THE CLINICAL SYNDROME
Ilioinguinal neuralgia is one of the most common causes of lower abdominal and pelvic pain encountered in clinical practice. Ilioinguinal neuralgia is caused by compression of the ilioinguinal nerve as it passes through the transverse abdominis muscle at the level of the anterior superior iliac spine. The most common causes of compression of the ilioinguinal nerve at this anatomic location involved injury to the nerve induced by trauma, including direct blunt trauma to the nerve, as well as damage during inguinal herniorrhaphy and pelvic surgery. Rarely, ilioinguinal neuralgia will occur spontaneously.
SIGNS AND SYMPTOMS
Ilioinguinal neuralgia presents as paresthesias, burning pain, and occasionally numbness over the lower abdomen that radiates into the scrotum or labia and occasionally into the inner upper thigh. The pain does not radiate below the knee. The pain of ilioinguinal neuralgia is made worse by extension of the lumbar spine, which puts traction on the nerve. Patients suffering from ilioinguinal neuralgia will often assume a bent-forward novice skier’s position. If the condition remains untreated, progressive motor deficit consisting of bulging of the anterior abdominal wall muscles may occur. This bulging may be confused with inguinal hernia.
The patient suffering from ilioinguinal neuralgia will often bend forward in the novice skier's position to relieve the pain.
Physical findings include sensory deficit in the inner thigh, scrotum, or labia in the distribution of the ilioinguinal nerve. Weakness of the anterior abdominal wall musculature may be present. Tinel’s sign may be elicited by tapping over the ilioinguinal nerve at the point at which it pierces the transverse abdominal muscle.
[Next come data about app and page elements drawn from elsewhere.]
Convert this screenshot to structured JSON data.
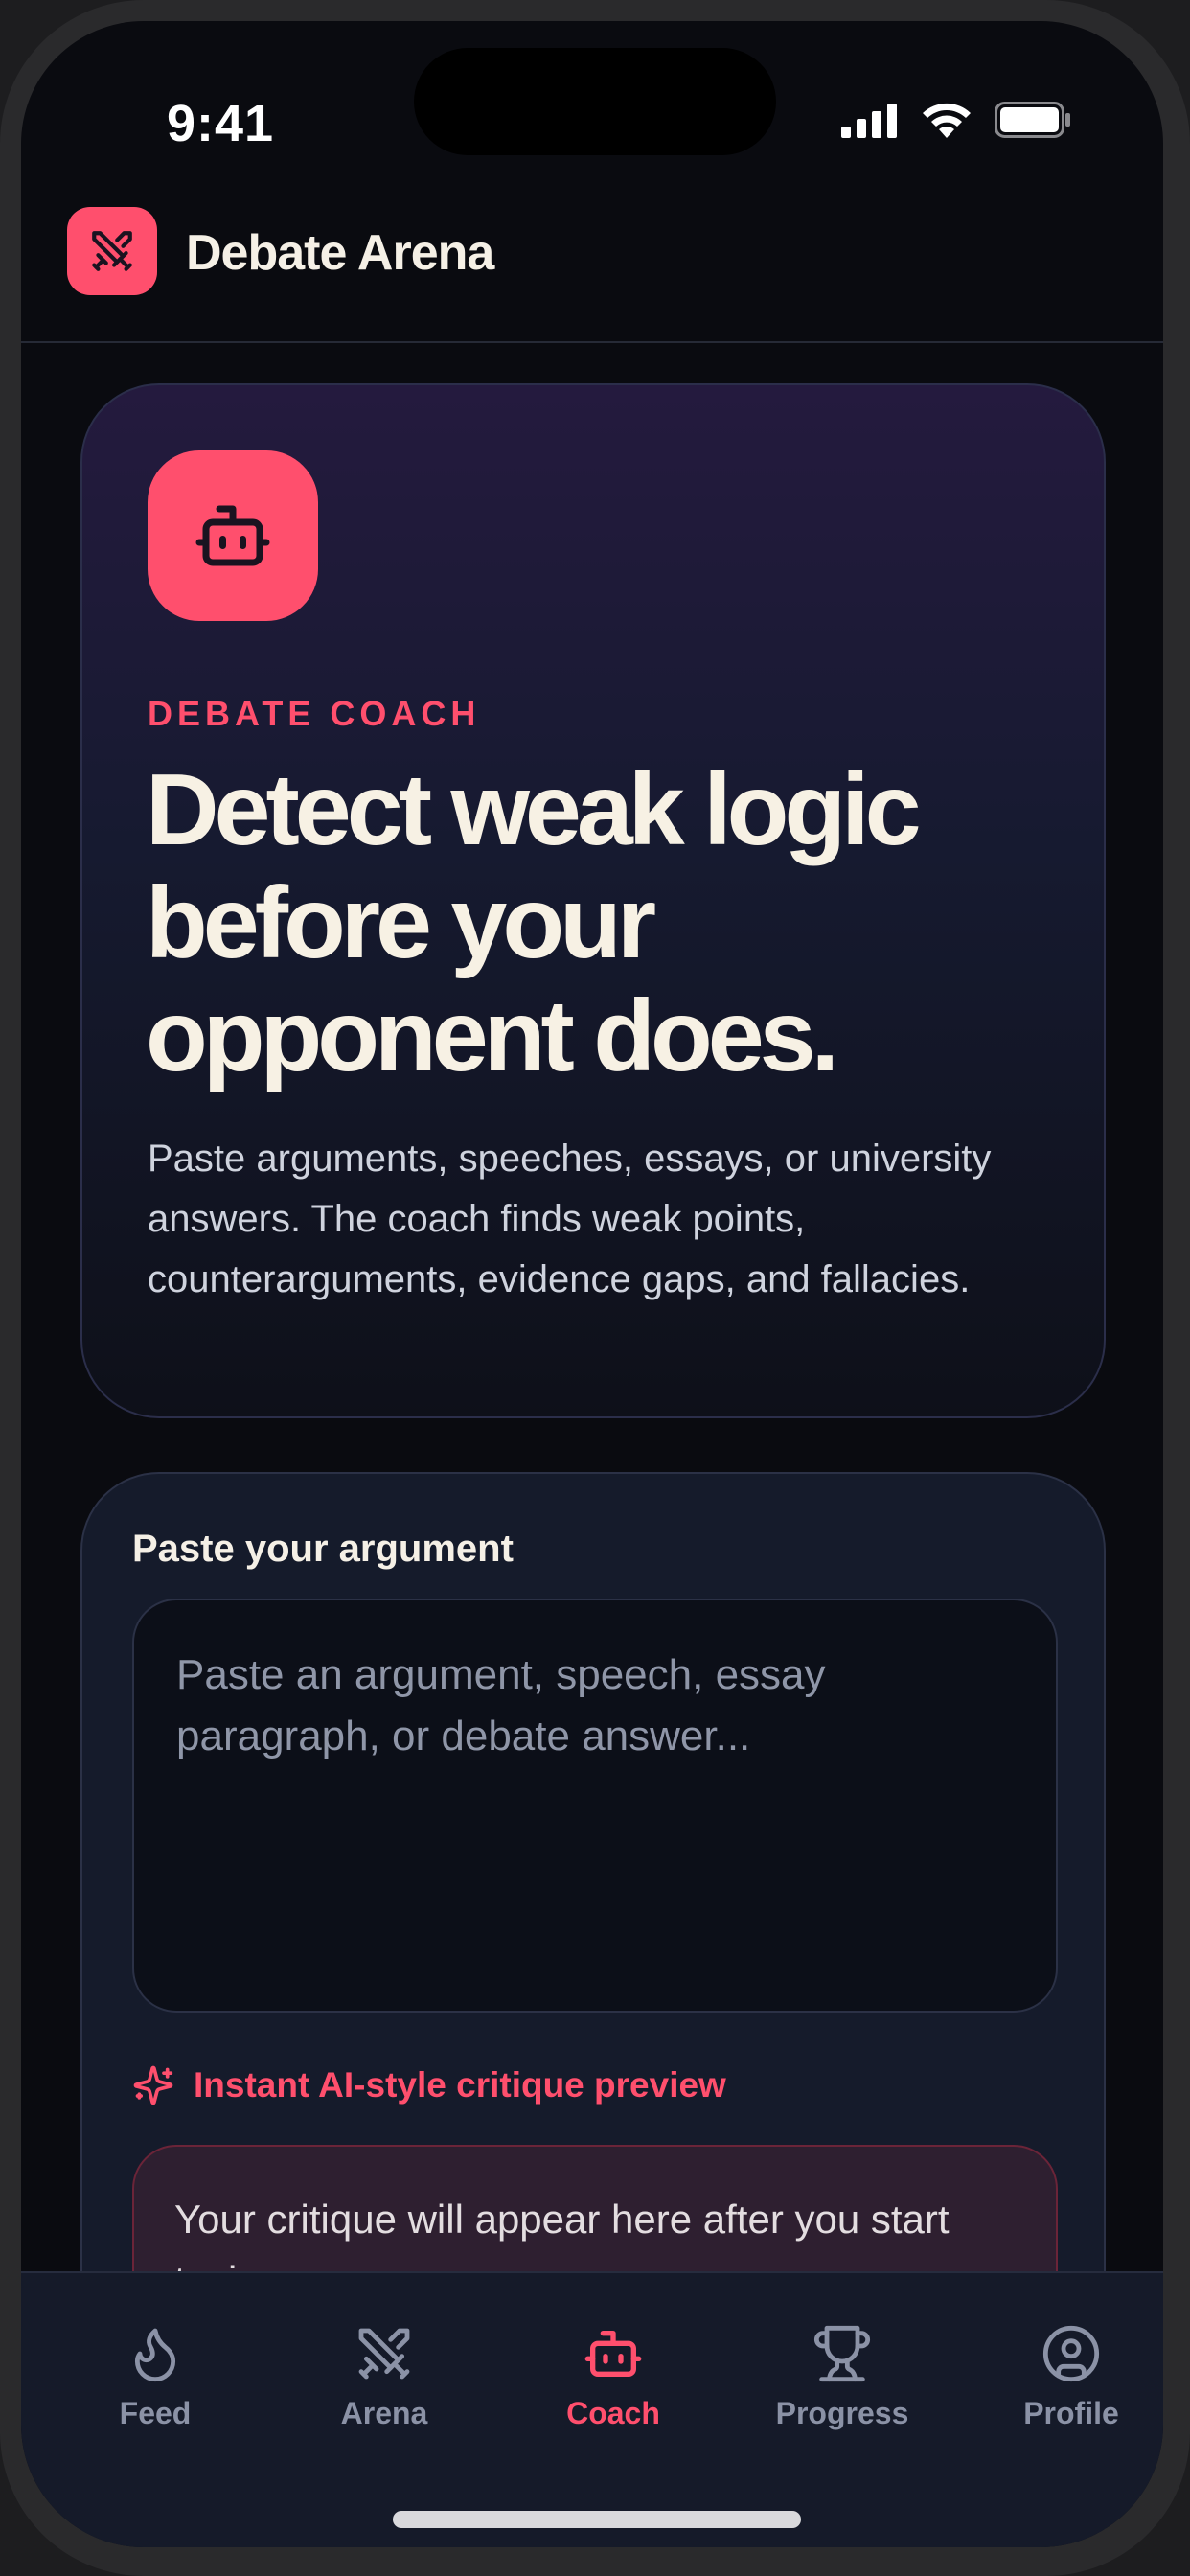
{
  "status": {
    "time": "9:41"
  },
  "app": {
    "title": "Debate Arena"
  },
  "hero": {
    "eyebrow": "DEBATE COACH",
    "headline": "Detect weak logic before your opponent does.",
    "body": "Paste arguments, speeches, essays, or university answers. The coach finds weak points, counterarguments, evidence gaps, and fallacies."
  },
  "input": {
    "label": "Paste your argument",
    "placeholder": "Paste an argument, speech, essay paragraph, or debate answer...",
    "value": ""
  },
  "preview": {
    "label": "Instant AI-style critique preview",
    "text": "Your critique will appear here after you start typing."
  },
  "tabs": [
    {
      "label": "Feed",
      "icon": "flame-icon"
    },
    {
      "label": "Arena",
      "icon": "crossed-swords-icon"
    },
    {
      "label": "Coach",
      "icon": "robot-icon"
    },
    {
      "label": "Progress",
      "icon": "trophy-icon"
    },
    {
      "label": "Profile",
      "icon": "user-circle-icon"
    }
  ],
  "active_tab": "Coach",
  "colors": {
    "accent": "#ff4f6d",
    "background": "#0a0b10",
    "card": "#151b2b",
    "muted": "#8b92a6"
  }
}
As mentioned, the patient may assume a bent-forward novice skier’s position.
Pharmacologic management of ilioinguinal neuralgia is usually disappointing, and general nerve block will be required to provide pain relief. Initial treatment of ilioinguinal neuralgia should consist of treatment of ilioinguinal neuralgia should consist of treatment with simple analgesics, nonsteroidal anti-inflammatory drugs, or cyclooxygenase-2 inhibitors. Avoidance of repetitive activities thought to exacerbate the symptoms of ilioinguinal neuralgia (e.g., squatting or sitting for prolong periods) will also help ameliorate the patient’s symptoms. If the patient fails to respond to these conservative measures, a next reasonable step is ilioinguinal nerve block with local anesthetic and steroid.
Ilioinguinal nerve block is performed by placing the patient in the supine position with a pillow under the knees, if lying with the legs extended increases the patient’s pain due to traction on the nerve.
Because of overlapping innervation of the ilioinguinal and iliohypogastric nerve, it is not unusual to block branches of each nerve when performing ilioinguinal nerve block. The clinician should be aware that due to the anatomy of the ilioinguinal nerve, damage to or entrapment of the nerve anywhere along its course can produce a similar clinical syndrome.
Correct needle placement for ilioinguinal nerve block.
For patients who do not rapidly respond to ilioinguinal nerve block, consideration should be given to epidural steroid injection of the T12-L1 segments. If a patient presents with pain suggestive of ilioinguinal nerve blocks, a diagnosis of lesions more proximal in the lumbar plexus or an L1 radiculopathy should be considered. Such patients will often respond to epidural steroid blocks.